We encourage you to help each other learn the material by discussing the work before you do each assignment. Explaining the meaning of a question or offering advice on what a compiler error message means are interactions that we encourage. On the other hand, you should never have another student's solution or code in your possession, either electronically or on paper. We call this the No Code Rule. If you are not sure whether a particular interaction is appropriate, talk to your TA or the instructor.

If you receive a significant idea from someone in the class, explicitly acknowledge that person in your solution. Not only is this a good scholarly conduct, it also protects you from accusations of theft of your colleagues' ideas. You never lose anything by giving credit generously. (Unless it's credit for writing your code for you.)

Presenting another person's work as your own constitutes cheating, whether that person is a friend, an unknown student in this or another class, or an anonymous programmer on the web who happens to have solved the problem you've been asked to solve. Everything you turn in must be your own doing, and it is your responsibility to make it clear to the graders that it really is your own work. The following activities are specifically forbidden in all graded course work:

You will do some of the projects in teams of two or three students. Any assignment that is not designated as a team assignment must be done individually. On team assignments, you share everything with your teammates, but the rules for individuals given above apply to teams. You may not work with another team or share solutions between teams. Each individual in a team is responsible for the entire project, which means that you will be held responsible if your partner uses another team's solution to produce part of your team's solution. Once you've begun coding a project, you may not change the size of your team or exchange partners without our permission. If your team has irreconcilable conflicts after beginning a project, you must speak to me before breaking up or reforming your team. Only one of the new teams (at most) will be allowed to keep the code developed thus far.

Cheating will be policed by advanced cheating-detection software. If you share code with another team, you will be caught, even if you take steps to hide your cheating.

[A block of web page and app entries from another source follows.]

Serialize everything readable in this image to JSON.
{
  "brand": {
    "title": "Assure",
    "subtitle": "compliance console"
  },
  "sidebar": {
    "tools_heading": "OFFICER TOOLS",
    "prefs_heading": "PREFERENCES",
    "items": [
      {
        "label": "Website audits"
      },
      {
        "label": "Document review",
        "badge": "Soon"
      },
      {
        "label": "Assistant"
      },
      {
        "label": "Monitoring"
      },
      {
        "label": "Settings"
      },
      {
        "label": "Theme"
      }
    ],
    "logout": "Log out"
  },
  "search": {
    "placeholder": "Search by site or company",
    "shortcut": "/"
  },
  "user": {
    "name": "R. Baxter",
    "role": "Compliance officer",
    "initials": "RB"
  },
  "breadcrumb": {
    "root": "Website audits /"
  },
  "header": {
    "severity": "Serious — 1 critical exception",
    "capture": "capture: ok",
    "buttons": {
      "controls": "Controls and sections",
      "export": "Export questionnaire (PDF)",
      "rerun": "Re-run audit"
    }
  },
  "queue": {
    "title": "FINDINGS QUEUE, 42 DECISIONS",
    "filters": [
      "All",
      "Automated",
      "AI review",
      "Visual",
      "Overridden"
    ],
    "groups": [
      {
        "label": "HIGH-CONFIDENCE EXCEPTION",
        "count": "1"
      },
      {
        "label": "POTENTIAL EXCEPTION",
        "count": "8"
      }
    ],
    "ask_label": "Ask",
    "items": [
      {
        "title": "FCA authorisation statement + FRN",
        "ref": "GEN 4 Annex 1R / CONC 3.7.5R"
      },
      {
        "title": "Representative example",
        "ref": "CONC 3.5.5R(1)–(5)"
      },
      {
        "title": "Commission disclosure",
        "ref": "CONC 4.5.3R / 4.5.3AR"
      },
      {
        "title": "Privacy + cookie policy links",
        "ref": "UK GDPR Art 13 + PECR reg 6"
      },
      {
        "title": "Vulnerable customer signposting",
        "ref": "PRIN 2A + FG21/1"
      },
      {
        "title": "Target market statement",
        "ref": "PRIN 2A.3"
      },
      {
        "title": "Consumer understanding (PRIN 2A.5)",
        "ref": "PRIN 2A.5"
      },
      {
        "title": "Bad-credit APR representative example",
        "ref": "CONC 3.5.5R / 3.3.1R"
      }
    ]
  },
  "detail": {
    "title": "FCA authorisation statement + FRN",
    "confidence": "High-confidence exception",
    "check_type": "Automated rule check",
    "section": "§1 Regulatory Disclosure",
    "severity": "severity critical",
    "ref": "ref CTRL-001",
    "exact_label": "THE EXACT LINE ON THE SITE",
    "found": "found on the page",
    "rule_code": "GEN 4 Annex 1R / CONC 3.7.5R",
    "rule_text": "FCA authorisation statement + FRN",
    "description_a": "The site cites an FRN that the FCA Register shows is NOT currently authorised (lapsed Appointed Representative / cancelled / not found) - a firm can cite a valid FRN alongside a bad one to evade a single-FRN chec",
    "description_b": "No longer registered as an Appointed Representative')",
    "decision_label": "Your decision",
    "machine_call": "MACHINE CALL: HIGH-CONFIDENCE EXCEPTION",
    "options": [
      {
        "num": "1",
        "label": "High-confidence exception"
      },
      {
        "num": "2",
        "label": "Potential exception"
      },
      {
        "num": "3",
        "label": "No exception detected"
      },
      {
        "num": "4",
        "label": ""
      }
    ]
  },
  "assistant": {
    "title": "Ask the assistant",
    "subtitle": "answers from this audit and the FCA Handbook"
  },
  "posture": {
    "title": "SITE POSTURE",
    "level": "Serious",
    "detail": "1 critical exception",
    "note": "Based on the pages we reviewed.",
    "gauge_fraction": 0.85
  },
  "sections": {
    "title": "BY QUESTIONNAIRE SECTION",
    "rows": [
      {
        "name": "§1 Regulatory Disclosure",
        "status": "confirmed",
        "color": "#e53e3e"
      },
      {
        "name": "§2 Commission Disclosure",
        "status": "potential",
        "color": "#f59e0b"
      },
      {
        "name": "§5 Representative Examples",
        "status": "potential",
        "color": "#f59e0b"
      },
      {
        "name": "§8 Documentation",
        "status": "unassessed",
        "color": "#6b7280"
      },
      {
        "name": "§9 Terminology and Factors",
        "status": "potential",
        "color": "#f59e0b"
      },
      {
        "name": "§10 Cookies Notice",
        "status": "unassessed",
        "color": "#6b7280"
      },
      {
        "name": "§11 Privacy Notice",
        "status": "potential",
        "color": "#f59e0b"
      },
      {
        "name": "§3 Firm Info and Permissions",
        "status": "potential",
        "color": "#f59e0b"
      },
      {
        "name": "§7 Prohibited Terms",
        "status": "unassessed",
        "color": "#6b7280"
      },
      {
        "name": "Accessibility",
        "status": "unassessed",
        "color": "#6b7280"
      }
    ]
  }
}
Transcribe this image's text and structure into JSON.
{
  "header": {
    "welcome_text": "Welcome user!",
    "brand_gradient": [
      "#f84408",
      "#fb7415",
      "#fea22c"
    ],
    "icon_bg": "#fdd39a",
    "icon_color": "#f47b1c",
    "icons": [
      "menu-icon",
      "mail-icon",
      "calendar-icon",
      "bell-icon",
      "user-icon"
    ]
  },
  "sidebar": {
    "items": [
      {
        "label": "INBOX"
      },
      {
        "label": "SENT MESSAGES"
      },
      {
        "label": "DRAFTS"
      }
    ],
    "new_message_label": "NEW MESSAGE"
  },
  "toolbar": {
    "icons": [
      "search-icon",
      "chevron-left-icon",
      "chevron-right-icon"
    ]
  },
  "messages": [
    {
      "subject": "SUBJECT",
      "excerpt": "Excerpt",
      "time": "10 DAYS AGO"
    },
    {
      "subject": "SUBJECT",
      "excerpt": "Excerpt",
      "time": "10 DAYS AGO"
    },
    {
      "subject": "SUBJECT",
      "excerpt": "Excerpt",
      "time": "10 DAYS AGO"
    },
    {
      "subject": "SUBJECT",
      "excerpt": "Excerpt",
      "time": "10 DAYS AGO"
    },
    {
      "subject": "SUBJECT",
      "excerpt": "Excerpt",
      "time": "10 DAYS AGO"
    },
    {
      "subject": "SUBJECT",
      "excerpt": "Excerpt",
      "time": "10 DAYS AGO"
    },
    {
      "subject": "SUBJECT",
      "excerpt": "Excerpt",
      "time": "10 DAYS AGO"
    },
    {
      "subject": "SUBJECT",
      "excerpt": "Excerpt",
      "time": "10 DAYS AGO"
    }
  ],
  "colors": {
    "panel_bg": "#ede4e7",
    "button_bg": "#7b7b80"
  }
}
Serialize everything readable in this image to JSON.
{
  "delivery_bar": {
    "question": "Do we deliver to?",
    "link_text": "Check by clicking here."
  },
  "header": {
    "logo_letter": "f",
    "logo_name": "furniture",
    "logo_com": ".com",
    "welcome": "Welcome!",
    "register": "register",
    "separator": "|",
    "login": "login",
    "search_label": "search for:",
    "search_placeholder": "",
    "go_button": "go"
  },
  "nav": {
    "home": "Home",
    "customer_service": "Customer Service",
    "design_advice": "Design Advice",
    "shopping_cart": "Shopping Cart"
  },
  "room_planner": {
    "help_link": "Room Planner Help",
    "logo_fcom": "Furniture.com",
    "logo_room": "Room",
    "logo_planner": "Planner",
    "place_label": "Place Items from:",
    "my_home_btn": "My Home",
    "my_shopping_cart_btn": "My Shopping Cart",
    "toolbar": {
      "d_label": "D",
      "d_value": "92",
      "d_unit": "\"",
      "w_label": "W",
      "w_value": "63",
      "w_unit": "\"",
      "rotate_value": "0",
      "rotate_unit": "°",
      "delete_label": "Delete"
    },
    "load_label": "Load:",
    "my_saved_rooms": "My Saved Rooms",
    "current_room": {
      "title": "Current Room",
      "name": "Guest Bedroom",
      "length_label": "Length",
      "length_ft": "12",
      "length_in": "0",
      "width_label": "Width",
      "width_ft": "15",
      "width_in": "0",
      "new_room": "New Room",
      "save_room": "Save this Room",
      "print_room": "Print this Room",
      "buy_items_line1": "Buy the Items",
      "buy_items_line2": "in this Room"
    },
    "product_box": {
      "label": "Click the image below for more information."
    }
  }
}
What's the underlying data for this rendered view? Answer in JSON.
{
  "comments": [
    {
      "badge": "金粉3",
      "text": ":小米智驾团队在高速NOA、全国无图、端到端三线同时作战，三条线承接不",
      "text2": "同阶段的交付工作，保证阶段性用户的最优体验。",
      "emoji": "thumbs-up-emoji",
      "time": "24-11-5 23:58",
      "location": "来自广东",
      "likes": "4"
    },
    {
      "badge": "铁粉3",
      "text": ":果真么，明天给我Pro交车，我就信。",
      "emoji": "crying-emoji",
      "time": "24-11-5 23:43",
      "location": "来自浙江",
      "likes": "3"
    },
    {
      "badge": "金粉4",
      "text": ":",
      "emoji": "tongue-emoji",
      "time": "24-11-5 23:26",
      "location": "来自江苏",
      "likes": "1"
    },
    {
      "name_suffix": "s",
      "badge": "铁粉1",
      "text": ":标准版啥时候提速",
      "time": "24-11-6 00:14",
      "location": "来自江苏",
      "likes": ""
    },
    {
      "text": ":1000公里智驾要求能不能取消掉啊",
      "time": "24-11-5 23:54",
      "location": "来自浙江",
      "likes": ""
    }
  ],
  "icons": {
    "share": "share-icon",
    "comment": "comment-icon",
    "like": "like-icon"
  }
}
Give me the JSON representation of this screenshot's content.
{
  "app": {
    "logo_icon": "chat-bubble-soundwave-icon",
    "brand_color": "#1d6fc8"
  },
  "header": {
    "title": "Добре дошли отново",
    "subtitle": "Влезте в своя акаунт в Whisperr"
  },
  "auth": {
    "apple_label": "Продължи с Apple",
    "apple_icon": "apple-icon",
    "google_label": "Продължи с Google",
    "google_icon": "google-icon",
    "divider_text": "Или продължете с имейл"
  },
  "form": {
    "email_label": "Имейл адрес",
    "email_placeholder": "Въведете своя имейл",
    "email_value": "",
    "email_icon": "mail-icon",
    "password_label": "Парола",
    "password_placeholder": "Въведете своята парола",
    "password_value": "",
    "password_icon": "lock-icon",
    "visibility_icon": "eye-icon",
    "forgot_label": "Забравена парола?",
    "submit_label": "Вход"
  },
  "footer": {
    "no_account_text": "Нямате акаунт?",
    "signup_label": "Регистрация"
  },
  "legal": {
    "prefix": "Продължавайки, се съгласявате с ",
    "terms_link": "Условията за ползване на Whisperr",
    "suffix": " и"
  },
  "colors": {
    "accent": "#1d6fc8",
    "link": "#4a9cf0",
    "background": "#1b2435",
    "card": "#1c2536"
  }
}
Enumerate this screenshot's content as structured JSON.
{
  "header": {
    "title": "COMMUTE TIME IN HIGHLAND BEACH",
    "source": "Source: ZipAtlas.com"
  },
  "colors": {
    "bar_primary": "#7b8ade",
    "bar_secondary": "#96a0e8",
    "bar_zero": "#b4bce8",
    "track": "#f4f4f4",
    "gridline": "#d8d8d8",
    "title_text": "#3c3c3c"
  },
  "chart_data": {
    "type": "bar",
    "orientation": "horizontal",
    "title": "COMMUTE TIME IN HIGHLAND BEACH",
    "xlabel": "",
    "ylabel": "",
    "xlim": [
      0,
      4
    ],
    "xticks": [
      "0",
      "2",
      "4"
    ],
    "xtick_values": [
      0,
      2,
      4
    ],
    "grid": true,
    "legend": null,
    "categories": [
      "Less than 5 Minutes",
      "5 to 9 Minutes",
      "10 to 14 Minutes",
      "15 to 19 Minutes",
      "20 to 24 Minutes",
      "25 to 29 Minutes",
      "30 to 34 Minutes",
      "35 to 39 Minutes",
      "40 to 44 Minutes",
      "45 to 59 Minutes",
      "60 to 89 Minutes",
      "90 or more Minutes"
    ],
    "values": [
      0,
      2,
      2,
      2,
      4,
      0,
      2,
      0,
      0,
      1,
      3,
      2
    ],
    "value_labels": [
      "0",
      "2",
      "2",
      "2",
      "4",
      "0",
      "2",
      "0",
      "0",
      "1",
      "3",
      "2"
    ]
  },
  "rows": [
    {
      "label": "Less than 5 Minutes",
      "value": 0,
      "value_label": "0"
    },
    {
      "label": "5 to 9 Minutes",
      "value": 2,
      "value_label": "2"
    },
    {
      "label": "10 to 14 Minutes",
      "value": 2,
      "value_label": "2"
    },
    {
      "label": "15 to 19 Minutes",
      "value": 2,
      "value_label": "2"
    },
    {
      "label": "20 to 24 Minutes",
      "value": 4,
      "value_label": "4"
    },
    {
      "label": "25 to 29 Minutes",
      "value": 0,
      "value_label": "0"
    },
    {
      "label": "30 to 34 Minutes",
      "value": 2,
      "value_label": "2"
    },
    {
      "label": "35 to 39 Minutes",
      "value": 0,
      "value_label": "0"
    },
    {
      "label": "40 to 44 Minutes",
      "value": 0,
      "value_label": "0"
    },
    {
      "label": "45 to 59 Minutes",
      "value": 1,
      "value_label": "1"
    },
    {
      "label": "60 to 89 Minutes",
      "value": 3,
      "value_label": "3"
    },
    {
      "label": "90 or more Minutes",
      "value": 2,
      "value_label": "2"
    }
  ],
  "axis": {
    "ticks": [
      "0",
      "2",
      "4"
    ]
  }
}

In my experience, nobody begins the semester with the intention of cheating. Students who cheat do so because they fall behind gradually and then panic. Some students get into this situation because they are afraid of an unpleasant conversation with a professor if they admit to not understanding something. I would much rather deal with your misunderstanding early than deal with its consequences later. Even if you are convinced that you are the only person in the class that doesn't understand the material, and that it is entirely your fault for having fallen behind, please overcome your feeling of guilt and ask for help as soon as you need it. Remember that the other students in the class are working under similar constraints—they are taking multiple classes and are often holding down outside employment.

Mail inquiries to cs61b@cory.eecs